START Available data

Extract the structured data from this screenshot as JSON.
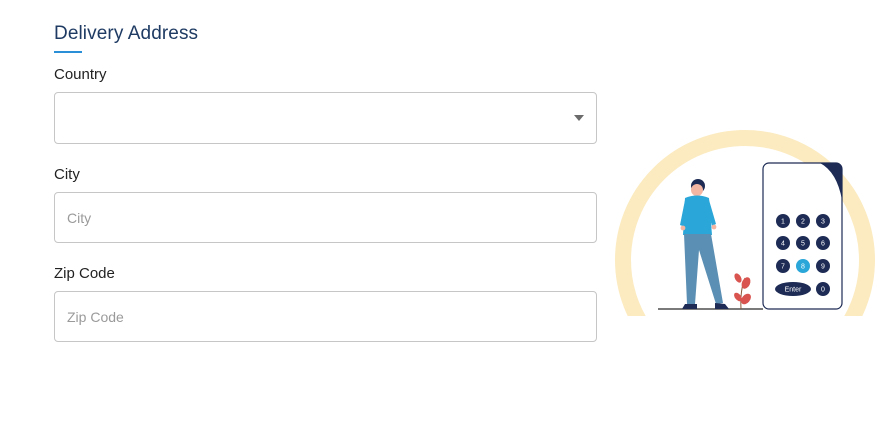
{
  "section": {
    "title": "Delivery Address"
  },
  "fields": {
    "country": {
      "label": "Country",
      "value": ""
    },
    "city": {
      "label": "City",
      "placeholder": "City",
      "value": ""
    },
    "zip": {
      "label": "Zip Code",
      "placeholder": "Zip Code",
      "value": ""
    }
  },
  "illustration": {
    "keypad_keys": [
      "1",
      "2",
      "3",
      "4",
      "5",
      "6",
      "7",
      "8",
      "9",
      "Enter",
      "0"
    ],
    "highlighted_key": "8",
    "colors": {
      "arc": "#fcebc0",
      "keypad_dark": "#1d2b55",
      "accent": "#2aa7d8",
      "plant": "#d9534f"
    }
  }
}
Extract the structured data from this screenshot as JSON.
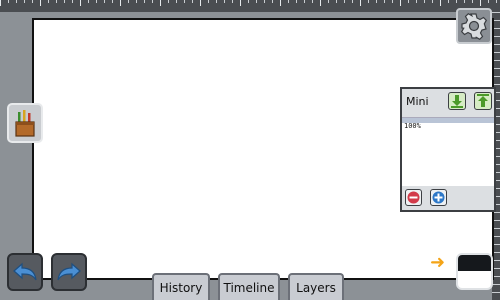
{
  "app": {
    "canvas_color": "#ffffff",
    "workspace_color": "#8c9196",
    "accent_arrow_color": "#f4a417"
  },
  "toolbar": {
    "settings_icon": "gear-icon",
    "tool_icon": "brush-cup-icon"
  },
  "mini_panel": {
    "title": "Mini",
    "zoom": "100%",
    "download_icon": "download-icon",
    "upload_icon": "upload-icon",
    "zoom_out_icon": "minus-icon",
    "zoom_in_icon": "plus-icon"
  },
  "nav": {
    "undo_icon": "undo-icon",
    "redo_icon": "redo-icon"
  },
  "tabs": [
    {
      "label": "History"
    },
    {
      "label": "Timeline"
    },
    {
      "label": "Layers"
    }
  ],
  "color_swatch": {
    "primary": "#15181c",
    "secondary": "#ffffff"
  }
}
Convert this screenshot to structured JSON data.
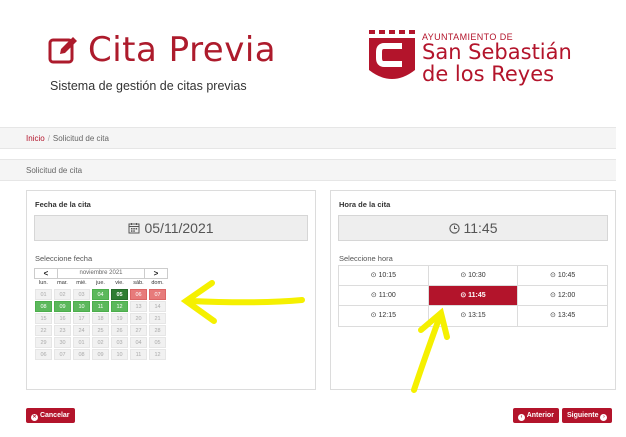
{
  "header": {
    "title": "Cita Previa",
    "subtitle": "Sistema de gestión de citas previas",
    "logo": {
      "line1": "AYUNTAMIENTO DE",
      "line2": "San Sebastián",
      "line3": "de los Reyes"
    }
  },
  "breadcrumb": {
    "home": "Inicio",
    "separator": "/",
    "current": "Solicitud de cita"
  },
  "section_title": "Solicitud de cita",
  "date_panel": {
    "title": "Fecha de la cita",
    "selected_date": "05/11/2021",
    "select_label": "Seleccione fecha",
    "calendar": {
      "prev": "<",
      "next": ">",
      "month": "noviembre 2021",
      "weekdays": [
        "lun.",
        "mar.",
        "mié.",
        "jue.",
        "vie.",
        "sáb.",
        "dom."
      ],
      "weeks": [
        [
          {
            "d": "01",
            "s": "off"
          },
          {
            "d": "02",
            "s": "off"
          },
          {
            "d": "03",
            "s": "off"
          },
          {
            "d": "04",
            "s": "avail"
          },
          {
            "d": "05",
            "s": "sel"
          },
          {
            "d": "06",
            "s": "full"
          },
          {
            "d": "07",
            "s": "full"
          }
        ],
        [
          {
            "d": "08",
            "s": "avail"
          },
          {
            "d": "09",
            "s": "avail"
          },
          {
            "d": "10",
            "s": "avail"
          },
          {
            "d": "11",
            "s": "avail"
          },
          {
            "d": "12",
            "s": "avail"
          },
          {
            "d": "13",
            "s": "off"
          },
          {
            "d": "14",
            "s": "off"
          }
        ],
        [
          {
            "d": "15",
            "s": "off"
          },
          {
            "d": "16",
            "s": "off"
          },
          {
            "d": "17",
            "s": "off"
          },
          {
            "d": "18",
            "s": "off"
          },
          {
            "d": "19",
            "s": "off"
          },
          {
            "d": "20",
            "s": "off"
          },
          {
            "d": "21",
            "s": "off"
          }
        ],
        [
          {
            "d": "22",
            "s": "off"
          },
          {
            "d": "23",
            "s": "off"
          },
          {
            "d": "24",
            "s": "off"
          },
          {
            "d": "25",
            "s": "off"
          },
          {
            "d": "26",
            "s": "off"
          },
          {
            "d": "27",
            "s": "off"
          },
          {
            "d": "28",
            "s": "off"
          }
        ],
        [
          {
            "d": "29",
            "s": "off"
          },
          {
            "d": "30",
            "s": "off"
          },
          {
            "d": "01",
            "s": "off"
          },
          {
            "d": "02",
            "s": "off"
          },
          {
            "d": "03",
            "s": "off"
          },
          {
            "d": "04",
            "s": "off"
          },
          {
            "d": "05",
            "s": "off"
          }
        ],
        [
          {
            "d": "06",
            "s": "off"
          },
          {
            "d": "07",
            "s": "off"
          },
          {
            "d": "08",
            "s": "off"
          },
          {
            "d": "09",
            "s": "off"
          },
          {
            "d": "10",
            "s": "off"
          },
          {
            "d": "11",
            "s": "off"
          },
          {
            "d": "12",
            "s": "off"
          }
        ]
      ]
    }
  },
  "time_panel": {
    "title": "Hora de la cita",
    "selected_time": "11:45",
    "select_label": "Seleccione hora",
    "slots": [
      [
        {
          "t": "10:15",
          "active": false
        },
        {
          "t": "10:30",
          "active": false
        },
        {
          "t": "10:45",
          "active": false
        }
      ],
      [
        {
          "t": "11:00",
          "active": false
        },
        {
          "t": "11:45",
          "active": true
        },
        {
          "t": "12:00",
          "active": false
        }
      ],
      [
        {
          "t": "12:15",
          "active": false
        },
        {
          "t": "13:15",
          "active": false
        },
        {
          "t": "13:45",
          "active": false
        }
      ]
    ]
  },
  "buttons": {
    "cancel": "Cancelar",
    "previous": "Anterior",
    "next": "Siguiente"
  },
  "icons": {
    "edit": "edit-icon",
    "calendar": "calendar-icon",
    "clock": "clock-icon"
  },
  "colors": {
    "brand": "#b3142b",
    "available": "#5cb85c",
    "selected_day": "#2e7d32",
    "full": "#e77b7b",
    "annotation": "#f5f000"
  }
}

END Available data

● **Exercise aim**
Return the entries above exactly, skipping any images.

● **Answer to this task**
Extract the structured data from this screenshot as JSON.
{
  "section": {
    "title": "Delivery Address"
  },
  "fields": {
    "country": {
      "label": "Country",
      "value": ""
    },
    "city": {
      "label": "City",
      "placeholder": "City",
      "value": ""
    },
    "zip": {
      "label": "Zip Code",
      "placeholder": "Zip Code",
      "value": ""
    }
  },
  "illustration": {
    "keypad_keys": [
      "1",
      "2",
      "3",
      "4",
      "5",
      "6",
      "7",
      "8",
      "9",
      "Enter",
      "0"
    ],
    "highlighted_key": "8",
    "colors": {
      "arc": "#fcebc0",
      "keypad_dark": "#1d2b55",
      "accent": "#2aa7d8",
      "plant": "#d9534f"
    }
  }
}
Extract the structured data from this screenshot as JSON.
{
  "app": {
    "canvas_color": "#ffffff",
    "workspace_color": "#8c9196",
    "accent_arrow_color": "#f4a417"
  },
  "toolbar": {
    "settings_icon": "gear-icon",
    "tool_icon": "brush-cup-icon"
  },
  "mini_panel": {
    "title": "Mini",
    "zoom": "100%",
    "download_icon": "download-icon",
    "upload_icon": "upload-icon",
    "zoom_out_icon": "minus-icon",
    "zoom_in_icon": "plus-icon"
  },
  "nav": {
    "undo_icon": "undo-icon",
    "redo_icon": "redo-icon"
  },
  "tabs": [
    {
      "label": "History"
    },
    {
      "label": "Timeline"
    },
    {
      "label": "Layers"
    }
  ],
  "color_swatch": {
    "primary": "#15181c",
    "secondary": "#ffffff"
  }
}
Convert this screenshot to structured JSON data.
{
  "header": {
    "title": "Cita Previa",
    "subtitle": "Sistema de gestión de citas previas",
    "logo": {
      "line1": "AYUNTAMIENTO DE",
      "line2": "San Sebastián",
      "line3": "de los Reyes"
    }
  },
  "breadcrumb": {
    "home": "Inicio",
    "separator": "/",
    "current": "Solicitud de cita"
  },
  "section_title": "Solicitud de cita",
  "date_panel": {
    "title": "Fecha de la cita",
    "selected_date": "05/11/2021",
    "select_label": "Seleccione fecha",
    "calendar": {
      "prev": "<",
      "next": ">",
      "month": "noviembre 2021",
      "weekdays": [
        "lun.",
        "mar.",
        "mié.",
        "jue.",
        "vie.",
        "sáb.",
        "dom."
      ],
      "weeks": [
        [
          {
            "d": "01",
            "s": "off"
          },
          {
            "d": "02",
            "s": "off"
          },
          {
            "d": "03",
            "s": "off"
          },
          {
            "d": "04",
            "s": "avail"
          },
          {
            "d": "05",
            "s": "sel"
          },
          {
            "d": "06",
            "s": "full"
          },
          {
            "d": "07",
            "s": "full"
          }
        ],
        [
          {
            "d": "08",
            "s": "avail"
          },
          {
            "d": "09",
            "s": "avail"
          },
          {
            "d": "10",
            "s": "avail"
          },
          {
            "d": "11",
            "s": "avail"
          },
          {
            "d": "12",
            "s": "avail"
          },
          {
            "d": "13",
            "s": "off"
          },
          {
            "d": "14",
            "s": "off"
          }
        ],
        [
          {
            "d": "15",
            "s": "off"
          },
          {
            "d": "16",
            "s": "off"
          },
          {
            "d": "17",
            "s": "off"
          },
          {
            "d": "18",
            "s": "off"
          },
          {
            "d": "19",
            "s": "off"
          },
          {
            "d": "20",
            "s": "off"
          },
          {
            "d": "21",
            "s": "off"
          }
        ],
        [
          {
            "d": "22",
            "s": "off"
          },
          {
            "d": "23",
            "s": "off"
          },
          {
            "d": "24",
            "s": "off"
          },
          {
            "d": "25",
            "s": "off"
          },
          {
            "d": "26",
            "s": "off"
          },
          {
            "d": "27",
            "s": "off"
          },
          {
            "d": "28",
            "s": "off"
          }
        ],
        [
          {
            "d": "29",
            "s": "off"
          },
          {
            "d": "30",
            "s": "off"
          },
          {
            "d": "01",
            "s": "off"
          },
          {
            "d": "02",
            "s": "off"
          },
          {
            "d": "03",
            "s": "off"
          },
          {
            "d": "04",
            "s": "off"
          },
          {
            "d": "05",
            "s": "off"
          }
        ],
        [
          {
            "d": "06",
            "s": "off"
          },
          {
            "d": "07",
            "s": "off"
          },
          {
            "d": "08",
            "s": "off"
          },
          {
            "d": "09",
            "s": "off"
          },
          {
            "d": "10",
            "s": "off"
          },
          {
            "d": "11",
            "s": "off"
          },
          {
            "d": "12",
            "s": "off"
          }
        ]
      ]
    }
  },
  "time_panel": {
    "title": "Hora de la cita",
    "selected_time": "11:45",
    "select_label": "Seleccione hora",
    "slots": [
      [
        {
          "t": "10:15",
          "active": false
        },
        {
          "t": "10:30",
          "active": false
        },
        {
          "t": "10:45",
          "active": false
        }
      ],
      [
        {
          "t": "11:00",
          "active": false
        },
        {
          "t": "11:45",
          "active": true
        },
        {
          "t": "12:00",
          "active": false
        }
      ],
      [
        {
          "t": "12:15",
          "active": false
        },
        {
          "t": "13:15",
          "active": false
        },
        {
          "t": "13:45",
          "active": false
        }
      ]
    ]
  },
  "buttons": {
    "cancel": "Cancelar",
    "previous": "Anterior",
    "next": "Siguiente"
  },
  "icons": {
    "edit": "edit-icon",
    "calendar": "calendar-icon",
    "clock": "clock-icon"
  },
  "colors": {
    "brand": "#b3142b",
    "available": "#5cb85c",
    "selected_day": "#2e7d32",
    "full": "#e77b7b",
    "annotation": "#f5f000"
  }
}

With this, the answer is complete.